→ **DATA TO EXAMINE**:
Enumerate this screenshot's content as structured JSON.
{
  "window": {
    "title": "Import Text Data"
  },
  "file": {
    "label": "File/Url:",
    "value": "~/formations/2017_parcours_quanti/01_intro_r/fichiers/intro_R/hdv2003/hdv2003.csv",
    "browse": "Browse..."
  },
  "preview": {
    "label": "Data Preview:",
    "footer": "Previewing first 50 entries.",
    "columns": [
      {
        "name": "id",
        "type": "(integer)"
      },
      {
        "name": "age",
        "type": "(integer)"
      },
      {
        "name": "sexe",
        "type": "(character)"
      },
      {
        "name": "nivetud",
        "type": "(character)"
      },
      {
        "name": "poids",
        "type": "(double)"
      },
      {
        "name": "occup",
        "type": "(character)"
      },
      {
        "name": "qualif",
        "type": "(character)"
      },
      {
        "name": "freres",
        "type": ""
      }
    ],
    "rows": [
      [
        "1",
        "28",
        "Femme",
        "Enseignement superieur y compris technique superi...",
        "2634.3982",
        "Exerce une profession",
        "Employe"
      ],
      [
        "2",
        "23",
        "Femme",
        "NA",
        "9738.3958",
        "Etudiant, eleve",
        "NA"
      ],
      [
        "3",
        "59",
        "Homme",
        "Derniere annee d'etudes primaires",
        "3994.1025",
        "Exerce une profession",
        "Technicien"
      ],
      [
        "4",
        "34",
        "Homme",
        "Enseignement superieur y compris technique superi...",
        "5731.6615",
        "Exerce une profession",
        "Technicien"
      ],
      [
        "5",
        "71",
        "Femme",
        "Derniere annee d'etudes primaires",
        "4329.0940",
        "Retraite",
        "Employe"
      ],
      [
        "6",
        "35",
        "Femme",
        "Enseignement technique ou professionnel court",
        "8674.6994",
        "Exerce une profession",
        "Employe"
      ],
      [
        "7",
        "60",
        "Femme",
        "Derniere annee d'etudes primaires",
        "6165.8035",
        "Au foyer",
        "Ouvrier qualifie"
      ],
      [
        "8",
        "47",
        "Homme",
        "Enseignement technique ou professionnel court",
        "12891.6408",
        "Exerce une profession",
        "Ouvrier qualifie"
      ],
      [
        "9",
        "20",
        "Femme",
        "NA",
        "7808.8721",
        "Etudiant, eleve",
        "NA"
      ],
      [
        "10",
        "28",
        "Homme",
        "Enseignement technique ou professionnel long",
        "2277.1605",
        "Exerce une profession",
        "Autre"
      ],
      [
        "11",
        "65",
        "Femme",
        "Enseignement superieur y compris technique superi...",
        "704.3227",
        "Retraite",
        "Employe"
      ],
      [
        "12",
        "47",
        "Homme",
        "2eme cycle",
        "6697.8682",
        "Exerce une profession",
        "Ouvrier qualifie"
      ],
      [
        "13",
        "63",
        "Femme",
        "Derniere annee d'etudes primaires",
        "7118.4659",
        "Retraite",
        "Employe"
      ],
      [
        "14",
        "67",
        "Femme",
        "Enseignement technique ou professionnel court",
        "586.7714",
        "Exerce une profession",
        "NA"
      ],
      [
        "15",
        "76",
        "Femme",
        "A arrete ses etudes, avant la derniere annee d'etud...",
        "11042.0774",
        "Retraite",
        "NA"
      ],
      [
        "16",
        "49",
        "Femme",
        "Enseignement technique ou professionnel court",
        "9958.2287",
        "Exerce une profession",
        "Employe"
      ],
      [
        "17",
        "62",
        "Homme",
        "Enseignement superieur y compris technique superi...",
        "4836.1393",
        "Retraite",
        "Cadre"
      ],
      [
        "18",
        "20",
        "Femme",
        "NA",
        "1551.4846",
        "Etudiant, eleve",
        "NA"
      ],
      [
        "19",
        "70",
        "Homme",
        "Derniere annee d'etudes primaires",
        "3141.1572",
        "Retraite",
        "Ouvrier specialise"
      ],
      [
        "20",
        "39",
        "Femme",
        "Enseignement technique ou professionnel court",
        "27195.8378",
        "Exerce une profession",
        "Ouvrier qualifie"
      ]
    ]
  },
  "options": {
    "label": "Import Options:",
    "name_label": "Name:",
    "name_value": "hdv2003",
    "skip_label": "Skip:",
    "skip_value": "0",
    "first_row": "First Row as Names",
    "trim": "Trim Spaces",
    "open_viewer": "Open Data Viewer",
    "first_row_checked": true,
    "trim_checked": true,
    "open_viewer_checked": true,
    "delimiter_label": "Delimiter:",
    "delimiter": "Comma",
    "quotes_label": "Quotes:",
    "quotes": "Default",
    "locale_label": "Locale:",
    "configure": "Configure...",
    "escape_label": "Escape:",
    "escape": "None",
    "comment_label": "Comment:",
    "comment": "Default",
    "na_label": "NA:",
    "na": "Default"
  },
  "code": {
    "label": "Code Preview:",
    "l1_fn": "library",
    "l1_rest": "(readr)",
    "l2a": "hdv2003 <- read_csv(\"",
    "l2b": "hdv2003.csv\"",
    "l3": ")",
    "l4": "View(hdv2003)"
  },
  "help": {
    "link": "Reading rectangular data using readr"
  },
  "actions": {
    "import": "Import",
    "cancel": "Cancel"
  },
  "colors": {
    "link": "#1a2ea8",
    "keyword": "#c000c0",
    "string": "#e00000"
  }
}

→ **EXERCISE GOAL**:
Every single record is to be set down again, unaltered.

→ **THE ANSWER**:
Enumerate this screenshot's content as structured JSON.
{
  "window": {
    "title": "Import Text Data"
  },
  "file": {
    "label": "File/Url:",
    "value": "~/formations/2017_parcours_quanti/01_intro_r/fichiers/intro_R/hdv2003/hdv2003.csv",
    "browse": "Browse..."
  },
  "preview": {
    "label": "Data Preview:",
    "footer": "Previewing first 50 entries.",
    "columns": [
      {
        "name": "id",
        "type": "(integer)"
      },
      {
        "name": "age",
        "type": "(integer)"
      },
      {
        "name": "sexe",
        "type": "(character)"
      },
      {
        "name": "nivetud",
        "type": "(character)"
      },
      {
        "name": "poids",
        "type": "(double)"
      },
      {
        "name": "occup",
        "type": "(character)"
      },
      {
        "name": "qualif",
        "type": "(character)"
      },
      {
        "name": "freres",
        "type": ""
      }
    ],
    "rows": [
      [
        "1",
        "28",
        "Femme",
        "Enseignement superieur y compris technique superi...",
        "2634.3982",
        "Exerce une profession",
        "Employe"
      ],
      [
        "2",
        "23",
        "Femme",
        "NA",
        "9738.3958",
        "Etudiant, eleve",
        "NA"
      ],
      [
        "3",
        "59",
        "Homme",
        "Derniere annee d'etudes primaires",
        "3994.1025",
        "Exerce une profession",
        "Technicien"
      ],
      [
        "4",
        "34",
        "Homme",
        "Enseignement superieur y compris technique superi...",
        "5731.6615",
        "Exerce une profession",
        "Technicien"
      ],
      [
        "5",
        "71",
        "Femme",
        "Derniere annee d'etudes primaires",
        "4329.0940",
        "Retraite",
        "Employe"
      ],
      [
        "6",
        "35",
        "Femme",
        "Enseignement technique ou professionnel court",
        "8674.6994",
        "Exerce une profession",
        "Employe"
      ],
      [
        "7",
        "60",
        "Femme",
        "Derniere annee d'etudes primaires",
        "6165.8035",
        "Au foyer",
        "Ouvrier qualifie"
      ],
      [
        "8",
        "47",
        "Homme",
        "Enseignement technique ou professionnel court",
        "12891.6408",
        "Exerce une profession",
        "Ouvrier qualifie"
      ],
      [
        "9",
        "20",
        "Femme",
        "NA",
        "7808.8721",
        "Etudiant, eleve",
        "NA"
      ],
      [
        "10",
        "28",
        "Homme",
        "Enseignement technique ou professionnel long",
        "2277.1605",
        "Exerce une profession",
        "Autre"
      ],
      [
        "11",
        "65",
        "Femme",
        "Enseignement superieur y compris technique superi...",
        "704.3227",
        "Retraite",
        "Employe"
      ],
      [
        "12",
        "47",
        "Homme",
        "2eme cycle",
        "6697.8682",
        "Exerce une profession",
        "Ouvrier qualifie"
      ],
      [
        "13",
        "63",
        "Femme",
        "Derniere annee d'etudes primaires",
        "7118.4659",
        "Retraite",
        "Employe"
      ],
      [
        "14",
        "67",
        "Femme",
        "Enseignement technique ou professionnel court",
        "586.7714",
        "Exerce une profession",
        "NA"
      ],
      [
        "15",
        "76",
        "Femme",
        "A arrete ses etudes, avant la derniere annee d'etud...",
        "11042.0774",
        "Retraite",
        "NA"
      ],
      [
        "16",
        "49",
        "Femme",
        "Enseignement technique ou professionnel court",
        "9958.2287",
        "Exerce une profession",
        "Employe"
      ],
      [
        "17",
        "62",
        "Homme",
        "Enseignement superieur y compris technique superi...",
        "4836.1393",
        "Retraite",
        "Cadre"
      ],
      [
        "18",
        "20",
        "Femme",
        "NA",
        "1551.4846",
        "Etudiant, eleve",
        "NA"
      ],
      [
        "19",
        "70",
        "Homme",
        "Derniere annee d'etudes primaires",
        "3141.1572",
        "Retraite",
        "Ouvrier specialise"
      ],
      [
        "20",
        "39",
        "Femme",
        "Enseignement technique ou professionnel court",
        "27195.8378",
        "Exerce une profession",
        "Ouvrier qualifie"
      ]
    ]
  },
  "options": {
    "label": "Import Options:",
    "name_label": "Name:",
    "name_value": "hdv2003",
    "skip_label": "Skip:",
    "skip_value": "0",
    "first_row": "First Row as Names",
    "trim": "Trim Spaces",
    "open_viewer": "Open Data Viewer",
    "first_row_checked": true,
    "trim_checked": true,
    "open_viewer_checked": true,
    "delimiter_label": "Delimiter:",
    "delimiter": "Comma",
    "quotes_label": "Quotes:",
    "quotes": "Default",
    "locale_label": "Locale:",
    "configure": "Configure...",
    "escape_label": "Escape:",
    "escape": "None",
    "comment_label": "Comment:",
    "comment": "Default",
    "na_label": "NA:",
    "na": "Default"
  },
  "code": {
    "label": "Code Preview:",
    "l1_fn": "library",
    "l1_rest": "(readr)",
    "l2a": "hdv2003 <- read_csv(\"",
    "l2b": "hdv2003.csv\"",
    "l3": ")",
    "l4": "View(hdv2003)"
  },
  "help": {
    "link": "Reading rectangular data using readr"
  },
  "actions": {
    "import": "Import",
    "cancel": "Cancel"
  },
  "colors": {
    "link": "#1a2ea8",
    "keyword": "#c000c0",
    "string": "#e00000"
  }
}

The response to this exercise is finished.